## What you have to do:
What you return must be the full listing, word for word, with no images in it.

## Working data:
━━━━━━

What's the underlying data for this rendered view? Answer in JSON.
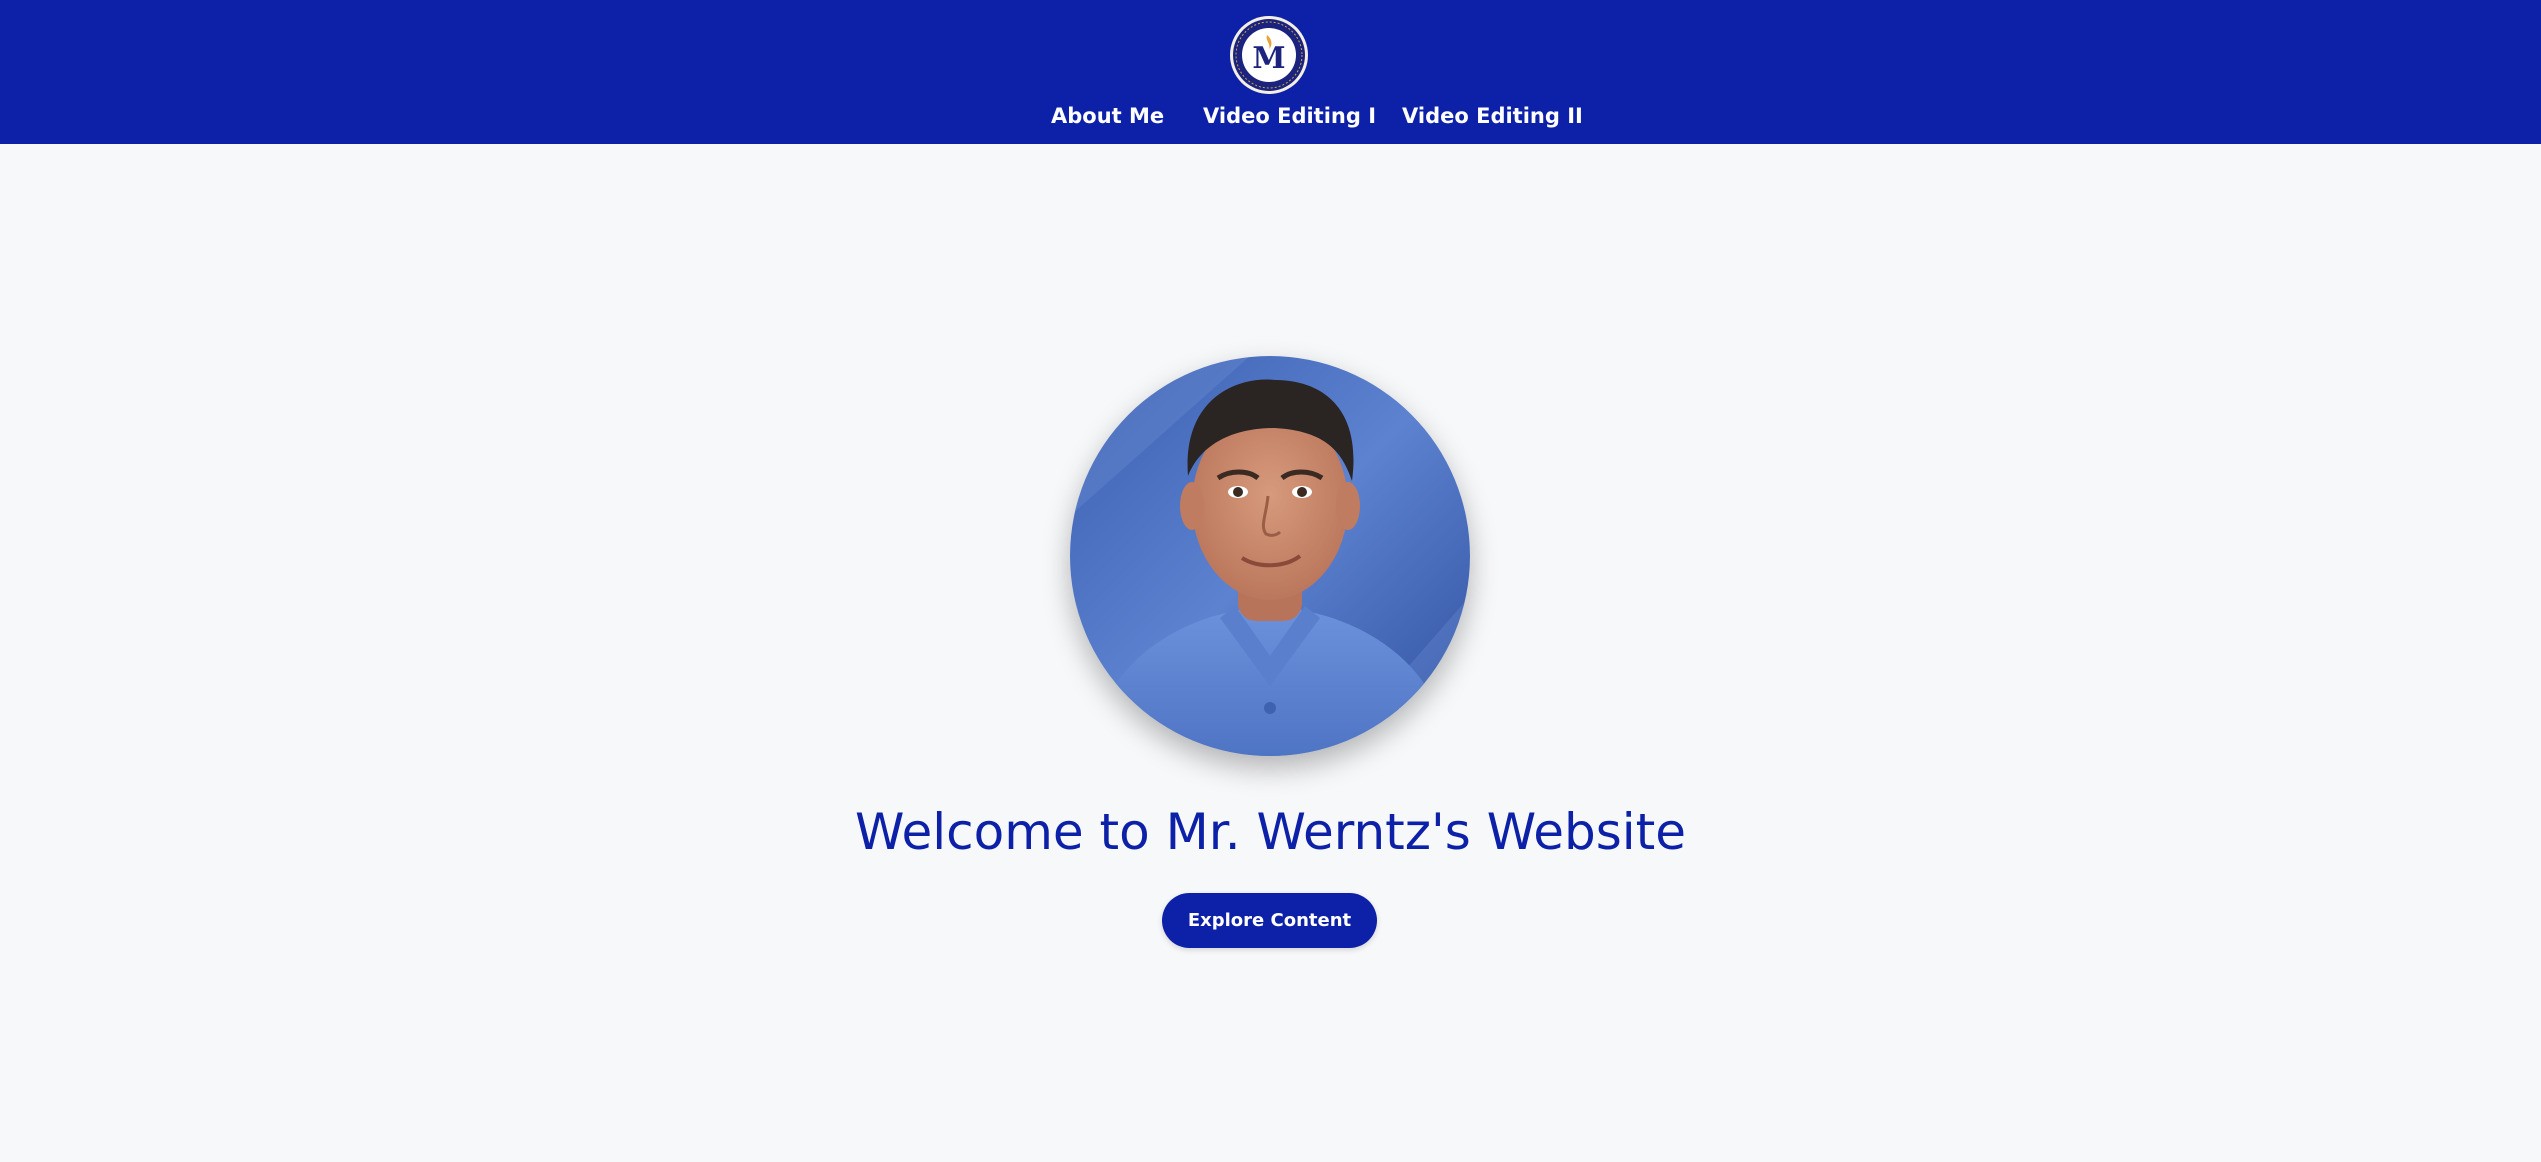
{
  "header": {
    "logo": {
      "icon": "school-crest-m-icon",
      "letter": "M"
    },
    "nav": [
      {
        "label": "About Me"
      },
      {
        "label": "Video Editing I"
      },
      {
        "label": "Video Editing II"
      }
    ]
  },
  "hero": {
    "portrait": {
      "icon": "teacher-portrait"
    },
    "title": "Welcome to Mr. Werntz's Website",
    "cta_label": "Explore Content"
  },
  "colors": {
    "brand_blue": "#0d21a8",
    "page_background": "#f7f8fa",
    "nav_text": "#ffffff"
  }
}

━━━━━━

## Output for this task:
What's the underlying data for this rendered view? Answer in JSON.
{
  "header": {
    "logo": {
      "icon": "school-crest-m-icon",
      "letter": "M"
    },
    "nav": [
      {
        "label": "About Me"
      },
      {
        "label": "Video Editing I"
      },
      {
        "label": "Video Editing II"
      }
    ]
  },
  "hero": {
    "portrait": {
      "icon": "teacher-portrait"
    },
    "title": "Welcome to Mr. Werntz's Website",
    "cta_label": "Explore Content"
  },
  "colors": {
    "brand_blue": "#0d21a8",
    "page_background": "#f7f8fa",
    "nav_text": "#ffffff"
  }
}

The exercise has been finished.